WHAT YOU ARE ASKED TO DO: Copy the data precisely, keeping every character.

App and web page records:

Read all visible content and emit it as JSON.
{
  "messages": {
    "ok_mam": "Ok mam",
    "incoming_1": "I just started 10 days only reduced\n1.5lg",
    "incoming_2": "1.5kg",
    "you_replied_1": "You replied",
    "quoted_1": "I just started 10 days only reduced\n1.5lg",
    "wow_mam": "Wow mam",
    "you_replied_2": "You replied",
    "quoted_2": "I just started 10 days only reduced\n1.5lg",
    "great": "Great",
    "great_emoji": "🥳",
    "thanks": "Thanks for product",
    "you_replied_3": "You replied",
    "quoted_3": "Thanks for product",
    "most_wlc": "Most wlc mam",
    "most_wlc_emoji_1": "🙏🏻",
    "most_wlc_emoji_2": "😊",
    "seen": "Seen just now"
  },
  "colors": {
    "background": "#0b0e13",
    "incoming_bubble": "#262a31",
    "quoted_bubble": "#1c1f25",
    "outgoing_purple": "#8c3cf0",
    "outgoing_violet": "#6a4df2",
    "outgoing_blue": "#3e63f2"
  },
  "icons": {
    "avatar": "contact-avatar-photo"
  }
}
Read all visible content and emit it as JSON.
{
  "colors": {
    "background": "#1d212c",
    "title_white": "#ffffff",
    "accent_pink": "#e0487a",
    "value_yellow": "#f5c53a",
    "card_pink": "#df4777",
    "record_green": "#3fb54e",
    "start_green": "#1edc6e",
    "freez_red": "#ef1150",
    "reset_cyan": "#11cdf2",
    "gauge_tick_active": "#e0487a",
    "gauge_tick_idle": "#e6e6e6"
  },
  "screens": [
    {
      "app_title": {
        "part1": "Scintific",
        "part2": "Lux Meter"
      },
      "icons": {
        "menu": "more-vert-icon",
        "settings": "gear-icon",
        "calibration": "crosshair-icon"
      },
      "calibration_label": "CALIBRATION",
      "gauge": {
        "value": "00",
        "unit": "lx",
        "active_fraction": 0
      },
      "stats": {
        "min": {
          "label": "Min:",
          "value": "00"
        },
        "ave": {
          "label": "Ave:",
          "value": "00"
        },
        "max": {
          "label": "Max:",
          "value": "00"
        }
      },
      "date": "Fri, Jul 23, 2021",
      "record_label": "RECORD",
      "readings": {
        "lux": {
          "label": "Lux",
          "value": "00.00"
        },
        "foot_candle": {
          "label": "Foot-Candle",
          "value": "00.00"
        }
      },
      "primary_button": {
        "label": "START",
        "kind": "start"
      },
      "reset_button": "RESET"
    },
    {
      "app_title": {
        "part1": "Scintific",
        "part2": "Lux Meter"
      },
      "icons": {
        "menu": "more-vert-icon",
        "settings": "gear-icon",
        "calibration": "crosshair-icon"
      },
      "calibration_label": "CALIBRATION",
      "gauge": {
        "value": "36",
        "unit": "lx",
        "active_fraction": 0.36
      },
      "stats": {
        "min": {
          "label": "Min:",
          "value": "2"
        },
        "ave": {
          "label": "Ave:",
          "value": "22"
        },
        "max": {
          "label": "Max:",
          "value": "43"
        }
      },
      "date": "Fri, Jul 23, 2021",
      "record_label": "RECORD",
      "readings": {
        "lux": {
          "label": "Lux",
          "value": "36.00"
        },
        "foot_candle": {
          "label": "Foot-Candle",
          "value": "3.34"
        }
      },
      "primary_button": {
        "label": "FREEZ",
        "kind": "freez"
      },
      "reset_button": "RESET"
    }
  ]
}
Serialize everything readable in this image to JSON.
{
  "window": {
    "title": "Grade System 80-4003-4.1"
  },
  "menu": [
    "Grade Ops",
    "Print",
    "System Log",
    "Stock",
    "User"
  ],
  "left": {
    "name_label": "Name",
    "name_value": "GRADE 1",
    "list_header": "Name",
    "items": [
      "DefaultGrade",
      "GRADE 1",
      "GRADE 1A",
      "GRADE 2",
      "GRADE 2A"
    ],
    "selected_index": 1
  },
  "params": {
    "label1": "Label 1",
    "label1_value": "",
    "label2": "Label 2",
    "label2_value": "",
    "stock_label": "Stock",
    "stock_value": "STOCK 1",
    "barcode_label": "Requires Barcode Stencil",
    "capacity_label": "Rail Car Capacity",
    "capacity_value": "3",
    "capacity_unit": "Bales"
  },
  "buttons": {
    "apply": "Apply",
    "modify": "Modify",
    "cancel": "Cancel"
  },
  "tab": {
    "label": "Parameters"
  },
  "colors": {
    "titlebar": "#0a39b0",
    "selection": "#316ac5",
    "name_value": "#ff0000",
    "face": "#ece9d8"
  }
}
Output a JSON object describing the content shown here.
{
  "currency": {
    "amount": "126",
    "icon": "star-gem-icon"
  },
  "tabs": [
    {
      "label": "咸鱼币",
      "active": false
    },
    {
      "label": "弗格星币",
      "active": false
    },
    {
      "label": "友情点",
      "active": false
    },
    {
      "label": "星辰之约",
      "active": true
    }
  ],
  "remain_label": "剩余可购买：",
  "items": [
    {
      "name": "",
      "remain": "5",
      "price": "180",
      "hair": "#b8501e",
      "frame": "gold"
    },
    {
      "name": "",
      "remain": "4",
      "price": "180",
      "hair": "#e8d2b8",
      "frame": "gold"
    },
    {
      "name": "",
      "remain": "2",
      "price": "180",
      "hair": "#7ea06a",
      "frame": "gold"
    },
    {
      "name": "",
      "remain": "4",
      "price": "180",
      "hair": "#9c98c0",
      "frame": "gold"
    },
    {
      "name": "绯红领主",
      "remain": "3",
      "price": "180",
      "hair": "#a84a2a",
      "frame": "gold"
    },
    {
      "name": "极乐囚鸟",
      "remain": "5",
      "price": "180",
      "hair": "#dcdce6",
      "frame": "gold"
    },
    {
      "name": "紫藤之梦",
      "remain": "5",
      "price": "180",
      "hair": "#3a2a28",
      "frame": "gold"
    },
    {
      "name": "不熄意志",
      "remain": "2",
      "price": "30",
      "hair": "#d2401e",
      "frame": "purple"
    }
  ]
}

ANSWER TO THIS EXERCISE:
Read all visible content and emit it as JSON.
{
  "messages": {
    "ok_mam": "Ok mam",
    "incoming_1": "I just started 10 days only reduced\n1.5lg",
    "incoming_2": "1.5kg",
    "you_replied_1": "You replied",
    "quoted_1": "I just started 10 days only reduced\n1.5lg",
    "wow_mam": "Wow mam",
    "you_replied_2": "You replied",
    "quoted_2": "I just started 10 days only reduced\n1.5lg",
    "great": "Great",
    "great_emoji": "🥳",
    "thanks": "Thanks for product",
    "you_replied_3": "You replied",
    "quoted_3": "Thanks for product",
    "most_wlc": "Most wlc mam",
    "most_wlc_emoji_1": "🙏🏻",
    "most_wlc_emoji_2": "😊",
    "seen": "Seen just now"
  },
  "colors": {
    "background": "#0b0e13",
    "incoming_bubble": "#262a31",
    "quoted_bubble": "#1c1f25",
    "outgoing_purple": "#8c3cf0",
    "outgoing_violet": "#6a4df2",
    "outgoing_blue": "#3e63f2"
  },
  "icons": {
    "avatar": "contact-avatar-photo"
  }
}
Read all visible content and emit it as JSON.
{
  "colors": {
    "background": "#1d212c",
    "title_white": "#ffffff",
    "accent_pink": "#e0487a",
    "value_yellow": "#f5c53a",
    "card_pink": "#df4777",
    "record_green": "#3fb54e",
    "start_green": "#1edc6e",
    "freez_red": "#ef1150",
    "reset_cyan": "#11cdf2",
    "gauge_tick_active": "#e0487a",
    "gauge_tick_idle": "#e6e6e6"
  },
  "screens": [
    {
      "app_title": {
        "part1": "Scintific",
        "part2": "Lux Meter"
      },
      "icons": {
        "menu": "more-vert-icon",
        "settings": "gear-icon",
        "calibration": "crosshair-icon"
      },
      "calibration_label": "CALIBRATION",
      "gauge": {
        "value": "00",
        "unit": "lx",
        "active_fraction": 0
      },
      "stats": {
        "min": {
          "label": "Min:",
          "value": "00"
        },
        "ave": {
          "label": "Ave:",
          "value": "00"
        },
        "max": {
          "label": "Max:",
          "value": "00"
        }
      },
      "date": "Fri, Jul 23, 2021",
      "record_label": "RECORD",
      "readings": {
        "lux": {
          "label": "Lux",
          "value": "00.00"
        },
        "foot_candle": {
          "label": "Foot-Candle",
          "value": "00.00"
        }
      },
      "primary_button": {
        "label": "START",
        "kind": "start"
      },
      "reset_button": "RESET"
    },
    {
      "app_title": {
        "part1": "Scintific",
        "part2": "Lux Meter"
      },
      "icons": {
        "menu": "more-vert-icon",
        "settings": "gear-icon",
        "calibration": "crosshair-icon"
      },
      "calibration_label": "CALIBRATION",
      "gauge": {
        "value": "36",
        "unit": "lx",
        "active_fraction": 0.36
      },
      "stats": {
        "min": {
          "label": "Min:",
          "value": "2"
        },
        "ave": {
          "label": "Ave:",
          "value": "22"
        },
        "max": {
          "label": "Max:",
          "value": "43"
        }
      },
      "date": "Fri, Jul 23, 2021",
      "record_label": "RECORD",
      "readings": {
        "lux": {
          "label": "Lux",
          "value": "36.00"
        },
        "foot_candle": {
          "label": "Foot-Candle",
          "value": "3.34"
        }
      },
      "primary_button": {
        "label": "FREEZ",
        "kind": "freez"
      },
      "reset_button": "RESET"
    }
  ]
}
Serialize everything readable in this image to JSON.
{
  "window": {
    "title": "Grade System 80-4003-4.1"
  },
  "menu": [
    "Grade Ops",
    "Print",
    "System Log",
    "Stock",
    "User"
  ],
  "left": {
    "name_label": "Name",
    "name_value": "GRADE 1",
    "list_header": "Name",
    "items": [
      "DefaultGrade",
      "GRADE 1",
      "GRADE 1A",
      "GRADE 2",
      "GRADE 2A"
    ],
    "selected_index": 1
  },
  "params": {
    "label1": "Label 1",
    "label1_value": "",
    "label2": "Label 2",
    "label2_value": "",
    "stock_label": "Stock",
    "stock_value": "STOCK 1",
    "barcode_label": "Requires Barcode Stencil",
    "capacity_label": "Rail Car Capacity",
    "capacity_value": "3",
    "capacity_unit": "Bales"
  },
  "buttons": {
    "apply": "Apply",
    "modify": "Modify",
    "cancel": "Cancel"
  },
  "tab": {
    "label": "Parameters"
  },
  "colors": {
    "titlebar": "#0a39b0",
    "selection": "#316ac5",
    "name_value": "#ff0000",
    "face": "#ece9d8"
  }
}
Output a JSON object describing the content shown here.
{
  "currency": {
    "amount": "126",
    "icon": "star-gem-icon"
  },
  "tabs": [
    {
      "label": "咸鱼币",
      "active": false
    },
    {
      "label": "弗格星币",
      "active": false
    },
    {
      "label": "友情点",
      "active": false
    },
    {
      "label": "星辰之约",
      "active": true
    }
  ],
  "remain_label": "剩余可购买：",
  "items": [
    {
      "name": "",
      "remain": "5",
      "price": "180",
      "hair": "#b8501e",
      "frame": "gold"
    },
    {
      "name": "",
      "remain": "4",
      "price": "180",
      "hair": "#e8d2b8",
      "frame": "gold"
    },
    {
      "name": "",
      "remain": "2",
      "price": "180",
      "hair": "#7ea06a",
      "frame": "gold"
    },
    {
      "name": "",
      "remain": "4",
      "price": "180",
      "hair": "#9c98c0",
      "frame": "gold"
    },
    {
      "name": "绯红领主",
      "remain": "3",
      "price": "180",
      "hair": "#a84a2a",
      "frame": "gold"
    },
    {
      "name": "极乐囚鸟",
      "remain": "5",
      "price": "180",
      "hair": "#dcdce6",
      "frame": "gold"
    },
    {
      "name": "紫藤之梦",
      "remain": "5",
      "price": "180",
      "hair": "#3a2a28",
      "frame": "gold"
    },
    {
      "name": "不熄意志",
      "remain": "2",
      "price": "30",
      "hair": "#d2401e",
      "frame": "purple"
    }
  ]
}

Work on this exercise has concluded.